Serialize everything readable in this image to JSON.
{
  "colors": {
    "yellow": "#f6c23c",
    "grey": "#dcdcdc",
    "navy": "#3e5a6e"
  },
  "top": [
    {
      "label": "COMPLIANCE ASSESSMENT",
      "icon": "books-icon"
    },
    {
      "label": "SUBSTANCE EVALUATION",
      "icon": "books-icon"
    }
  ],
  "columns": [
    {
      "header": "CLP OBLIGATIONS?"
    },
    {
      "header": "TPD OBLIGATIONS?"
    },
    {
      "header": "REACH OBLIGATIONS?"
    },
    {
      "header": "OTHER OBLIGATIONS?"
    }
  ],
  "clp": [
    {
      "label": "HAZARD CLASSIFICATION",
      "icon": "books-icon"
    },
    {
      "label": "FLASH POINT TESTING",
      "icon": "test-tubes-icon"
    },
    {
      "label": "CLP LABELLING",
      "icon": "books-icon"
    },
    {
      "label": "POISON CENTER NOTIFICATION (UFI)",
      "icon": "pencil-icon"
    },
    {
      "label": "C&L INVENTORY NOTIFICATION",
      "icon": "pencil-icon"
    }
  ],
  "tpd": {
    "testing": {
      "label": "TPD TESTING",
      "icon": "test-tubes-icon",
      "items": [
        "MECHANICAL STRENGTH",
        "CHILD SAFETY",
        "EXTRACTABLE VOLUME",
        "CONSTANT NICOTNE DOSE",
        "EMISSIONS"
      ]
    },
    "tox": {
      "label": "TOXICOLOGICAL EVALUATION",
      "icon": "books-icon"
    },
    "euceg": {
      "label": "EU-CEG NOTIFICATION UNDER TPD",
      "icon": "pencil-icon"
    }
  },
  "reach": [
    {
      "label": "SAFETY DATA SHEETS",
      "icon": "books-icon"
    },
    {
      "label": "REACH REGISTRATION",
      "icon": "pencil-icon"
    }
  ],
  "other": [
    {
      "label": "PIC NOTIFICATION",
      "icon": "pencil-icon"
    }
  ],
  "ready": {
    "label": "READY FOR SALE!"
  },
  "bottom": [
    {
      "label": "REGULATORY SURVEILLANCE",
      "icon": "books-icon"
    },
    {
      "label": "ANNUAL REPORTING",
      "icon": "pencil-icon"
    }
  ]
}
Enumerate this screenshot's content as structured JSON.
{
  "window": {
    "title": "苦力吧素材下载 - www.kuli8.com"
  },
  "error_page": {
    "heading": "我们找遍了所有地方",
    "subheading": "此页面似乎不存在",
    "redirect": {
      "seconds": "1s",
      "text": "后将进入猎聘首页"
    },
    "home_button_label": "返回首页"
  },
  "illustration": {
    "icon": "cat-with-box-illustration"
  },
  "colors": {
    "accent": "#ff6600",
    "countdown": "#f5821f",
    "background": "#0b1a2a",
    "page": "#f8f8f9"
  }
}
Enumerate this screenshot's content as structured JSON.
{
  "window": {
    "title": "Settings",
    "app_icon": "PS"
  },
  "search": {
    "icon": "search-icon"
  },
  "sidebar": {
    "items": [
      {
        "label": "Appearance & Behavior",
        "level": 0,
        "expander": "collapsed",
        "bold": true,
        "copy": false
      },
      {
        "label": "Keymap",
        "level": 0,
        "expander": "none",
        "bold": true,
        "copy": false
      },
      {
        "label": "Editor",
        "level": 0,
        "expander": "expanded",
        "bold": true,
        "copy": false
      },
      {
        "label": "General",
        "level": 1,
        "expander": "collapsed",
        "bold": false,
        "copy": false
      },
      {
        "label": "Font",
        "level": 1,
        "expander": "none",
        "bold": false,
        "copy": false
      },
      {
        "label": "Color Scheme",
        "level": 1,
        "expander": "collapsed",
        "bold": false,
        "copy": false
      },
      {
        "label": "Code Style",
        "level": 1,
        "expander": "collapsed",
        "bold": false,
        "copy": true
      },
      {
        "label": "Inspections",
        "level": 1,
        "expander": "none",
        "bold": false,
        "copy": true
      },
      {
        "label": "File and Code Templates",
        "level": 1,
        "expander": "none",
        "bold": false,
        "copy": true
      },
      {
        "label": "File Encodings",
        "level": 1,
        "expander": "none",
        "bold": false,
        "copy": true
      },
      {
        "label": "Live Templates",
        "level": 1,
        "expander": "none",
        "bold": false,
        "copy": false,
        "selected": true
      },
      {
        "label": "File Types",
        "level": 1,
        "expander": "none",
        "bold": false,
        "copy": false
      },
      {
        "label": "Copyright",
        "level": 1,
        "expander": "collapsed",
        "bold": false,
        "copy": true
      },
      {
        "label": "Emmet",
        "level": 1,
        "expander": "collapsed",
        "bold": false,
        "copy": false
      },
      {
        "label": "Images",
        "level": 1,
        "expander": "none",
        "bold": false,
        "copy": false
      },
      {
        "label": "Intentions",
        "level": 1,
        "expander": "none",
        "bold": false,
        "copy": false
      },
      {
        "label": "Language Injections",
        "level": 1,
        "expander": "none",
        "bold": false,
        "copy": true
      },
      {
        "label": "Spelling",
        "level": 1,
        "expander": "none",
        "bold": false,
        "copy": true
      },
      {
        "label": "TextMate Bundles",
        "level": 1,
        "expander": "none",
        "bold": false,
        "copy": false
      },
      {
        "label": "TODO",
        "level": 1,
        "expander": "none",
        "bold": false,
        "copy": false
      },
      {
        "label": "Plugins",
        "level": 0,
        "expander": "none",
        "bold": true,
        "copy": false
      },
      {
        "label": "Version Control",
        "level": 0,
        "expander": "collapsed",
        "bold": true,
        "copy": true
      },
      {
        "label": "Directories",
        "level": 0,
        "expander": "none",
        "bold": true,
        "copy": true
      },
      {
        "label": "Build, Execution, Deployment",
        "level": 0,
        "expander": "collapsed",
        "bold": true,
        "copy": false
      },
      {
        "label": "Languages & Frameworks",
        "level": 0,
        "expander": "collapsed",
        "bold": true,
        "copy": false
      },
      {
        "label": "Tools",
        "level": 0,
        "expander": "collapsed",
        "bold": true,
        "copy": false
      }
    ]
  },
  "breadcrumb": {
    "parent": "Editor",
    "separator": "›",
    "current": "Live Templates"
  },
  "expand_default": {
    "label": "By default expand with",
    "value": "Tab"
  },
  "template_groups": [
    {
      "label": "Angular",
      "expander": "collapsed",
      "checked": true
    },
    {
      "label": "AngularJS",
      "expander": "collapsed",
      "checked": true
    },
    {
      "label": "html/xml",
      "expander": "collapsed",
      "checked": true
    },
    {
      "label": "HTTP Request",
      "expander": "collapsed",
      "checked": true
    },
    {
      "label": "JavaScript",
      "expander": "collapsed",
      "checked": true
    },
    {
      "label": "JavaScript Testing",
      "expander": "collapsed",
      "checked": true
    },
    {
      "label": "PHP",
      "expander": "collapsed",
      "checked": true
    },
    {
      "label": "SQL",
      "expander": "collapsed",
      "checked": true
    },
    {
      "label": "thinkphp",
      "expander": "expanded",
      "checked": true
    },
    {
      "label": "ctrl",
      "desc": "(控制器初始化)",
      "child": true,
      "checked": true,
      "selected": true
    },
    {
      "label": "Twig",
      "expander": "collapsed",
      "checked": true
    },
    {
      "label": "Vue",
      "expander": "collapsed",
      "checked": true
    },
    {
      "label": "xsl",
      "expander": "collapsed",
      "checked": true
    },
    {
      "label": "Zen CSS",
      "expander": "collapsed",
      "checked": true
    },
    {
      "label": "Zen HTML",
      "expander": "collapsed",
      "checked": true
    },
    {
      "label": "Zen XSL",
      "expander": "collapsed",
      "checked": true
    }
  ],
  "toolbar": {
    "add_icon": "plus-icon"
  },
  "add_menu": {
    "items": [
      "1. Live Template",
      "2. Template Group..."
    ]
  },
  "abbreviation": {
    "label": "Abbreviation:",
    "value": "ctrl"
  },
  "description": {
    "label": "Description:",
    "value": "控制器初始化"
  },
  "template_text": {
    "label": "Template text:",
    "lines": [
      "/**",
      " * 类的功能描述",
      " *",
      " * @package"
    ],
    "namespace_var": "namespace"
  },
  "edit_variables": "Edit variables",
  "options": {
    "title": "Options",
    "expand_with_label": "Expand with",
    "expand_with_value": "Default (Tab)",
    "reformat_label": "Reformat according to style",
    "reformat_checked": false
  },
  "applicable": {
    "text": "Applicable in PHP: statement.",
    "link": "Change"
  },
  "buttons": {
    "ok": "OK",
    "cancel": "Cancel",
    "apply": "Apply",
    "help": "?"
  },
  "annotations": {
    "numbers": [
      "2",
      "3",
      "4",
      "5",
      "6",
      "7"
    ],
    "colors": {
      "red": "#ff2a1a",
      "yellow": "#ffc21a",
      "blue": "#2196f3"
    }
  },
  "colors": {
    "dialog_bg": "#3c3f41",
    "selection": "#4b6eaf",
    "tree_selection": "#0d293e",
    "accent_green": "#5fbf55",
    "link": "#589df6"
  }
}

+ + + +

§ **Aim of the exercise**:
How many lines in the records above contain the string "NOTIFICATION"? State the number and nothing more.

§ **Answer for this exercise**:
4